However, despite the fact that we have left the EU, a lot of the legislation that was previously in place is now covered by the Subsidy Control Act 2022. It is not clear to me from the advice that I have had from officials whether we have the freedom to do things markedly differently from what was previously envisaged. However, some of that is legal advice that sits with the Scottish Government legal directorate. I am more than happy to take further advice on the matter, because the models that are proposed through project Neptune, which Angus Campbell is consulting on at the moment, will depend on Ms Hyslop’s point about the model that was adopted back in 2006.

In terms of the structures, we need to test those principles with island communities, and that consultation is hugely important in that regard.

We are looking at whether the EU subsidy changes allow for more flexibility around the length of contracts. We would have proceeded with that issue even if we were still in the EU. There is potentially an opportunity to do things differently in that area.

In relation to the overall opportunities, I am not yet clear that we will be able to do things radically differently.

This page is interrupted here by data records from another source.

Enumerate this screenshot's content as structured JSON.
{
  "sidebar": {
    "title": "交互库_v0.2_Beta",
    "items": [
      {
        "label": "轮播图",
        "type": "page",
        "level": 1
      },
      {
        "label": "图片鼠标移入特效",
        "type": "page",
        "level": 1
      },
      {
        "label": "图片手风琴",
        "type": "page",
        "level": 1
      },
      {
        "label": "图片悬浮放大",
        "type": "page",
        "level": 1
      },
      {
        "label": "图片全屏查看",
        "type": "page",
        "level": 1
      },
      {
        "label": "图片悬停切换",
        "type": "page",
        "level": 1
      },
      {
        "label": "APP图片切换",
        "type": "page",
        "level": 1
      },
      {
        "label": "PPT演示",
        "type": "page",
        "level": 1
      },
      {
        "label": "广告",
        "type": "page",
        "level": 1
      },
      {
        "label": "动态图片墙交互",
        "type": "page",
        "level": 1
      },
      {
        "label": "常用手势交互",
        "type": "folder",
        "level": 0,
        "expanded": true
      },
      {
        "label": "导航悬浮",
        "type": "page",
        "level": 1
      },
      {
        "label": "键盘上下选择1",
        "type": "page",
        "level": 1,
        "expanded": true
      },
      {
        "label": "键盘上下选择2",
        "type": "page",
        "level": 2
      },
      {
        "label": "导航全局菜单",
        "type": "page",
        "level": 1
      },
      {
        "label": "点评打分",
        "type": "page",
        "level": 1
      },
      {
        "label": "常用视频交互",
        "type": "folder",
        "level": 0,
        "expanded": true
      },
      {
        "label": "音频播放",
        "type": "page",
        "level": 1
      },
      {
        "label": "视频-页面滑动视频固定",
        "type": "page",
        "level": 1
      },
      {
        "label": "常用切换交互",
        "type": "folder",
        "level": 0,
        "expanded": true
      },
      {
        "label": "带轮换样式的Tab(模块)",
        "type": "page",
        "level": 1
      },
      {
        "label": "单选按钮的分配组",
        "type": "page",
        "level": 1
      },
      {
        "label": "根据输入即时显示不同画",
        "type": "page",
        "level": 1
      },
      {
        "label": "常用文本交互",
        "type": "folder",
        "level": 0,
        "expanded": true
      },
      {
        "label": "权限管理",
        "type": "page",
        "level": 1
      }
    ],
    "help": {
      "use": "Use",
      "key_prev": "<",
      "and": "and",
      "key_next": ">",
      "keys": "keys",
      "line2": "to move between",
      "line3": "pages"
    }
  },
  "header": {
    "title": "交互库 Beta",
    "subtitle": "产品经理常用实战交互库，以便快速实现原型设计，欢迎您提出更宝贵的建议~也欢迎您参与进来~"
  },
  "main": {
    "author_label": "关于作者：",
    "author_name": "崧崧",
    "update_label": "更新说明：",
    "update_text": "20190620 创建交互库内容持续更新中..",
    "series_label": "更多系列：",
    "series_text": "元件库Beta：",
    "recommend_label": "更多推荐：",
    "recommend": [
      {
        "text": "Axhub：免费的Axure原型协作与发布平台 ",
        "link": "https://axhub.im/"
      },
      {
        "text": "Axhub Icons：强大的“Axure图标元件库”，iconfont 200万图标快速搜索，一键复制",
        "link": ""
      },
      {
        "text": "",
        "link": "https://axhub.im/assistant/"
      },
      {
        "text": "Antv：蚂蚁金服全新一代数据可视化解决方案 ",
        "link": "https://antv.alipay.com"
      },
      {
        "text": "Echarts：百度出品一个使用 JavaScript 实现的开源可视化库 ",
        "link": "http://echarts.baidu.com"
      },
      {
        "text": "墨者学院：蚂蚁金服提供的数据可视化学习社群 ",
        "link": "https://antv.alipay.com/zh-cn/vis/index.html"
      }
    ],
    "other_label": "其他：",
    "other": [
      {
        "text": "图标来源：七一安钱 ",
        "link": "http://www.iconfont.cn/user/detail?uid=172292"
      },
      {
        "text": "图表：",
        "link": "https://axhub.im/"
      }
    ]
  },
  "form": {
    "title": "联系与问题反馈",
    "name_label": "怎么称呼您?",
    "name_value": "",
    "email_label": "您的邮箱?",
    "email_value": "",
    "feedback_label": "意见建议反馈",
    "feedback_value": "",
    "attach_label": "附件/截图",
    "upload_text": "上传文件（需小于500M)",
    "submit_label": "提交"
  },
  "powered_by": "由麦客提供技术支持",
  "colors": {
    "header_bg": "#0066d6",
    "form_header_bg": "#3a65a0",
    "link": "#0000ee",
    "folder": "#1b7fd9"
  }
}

Officials have been working with SGLD colleagues on that and I expect to get advice on it later this year. That will coincide with Angus Campbell’s consultation work and allow us to see the overall picture of what we are legally able to do.

It would be very helpful if you could update the committee on that—

I am happy to provide the committee with that.

Fiona Hyslop

—bearing in mind that you also have the issues that have already gone through in terms of alignment with the UK, and that the UK, also for reasons of trade with the EU, is fairly aligned with the EU in terms of subsidy issues. It will therefore be quite interesting to see how much scope there is even with the UK being outside the EU.

Absolutely. That is hugely important. I am more than happy to write to officials when I have that data and clarity from the SGLD and Transport Scotland.

The Convener

That might become quite relevant when we come to our report. We might have to prompt you, as we get to concluding the report, for any advice that you can give us.

Mark Ruskell wanted to ask some questions.

Mark Ruskell

I want to go back to a lived-experience issue that a number of islanders have told us about. Access to urgent last-minute ferry services is a particular frustration, whether it is needed for medical appointments or for another reason. Is there scope for Transport Scotland to change the contractual requirements so as to allow islanders more access to the vital lifeline services and slots that they need?

Jenny Gilruth

Yes, there is. I think that we have a couple of examples of where that has happened in recent times.

Both operators—today we are talking a lot about CalMac, but we must not forget Serco NorthLink—have mechanisms in place for prioritising medical appointments, which is really important. The point that Mr Ruskell makes about last-minute journeys is not lost on me. It is consistently raised with me when I go out and speak to island communities.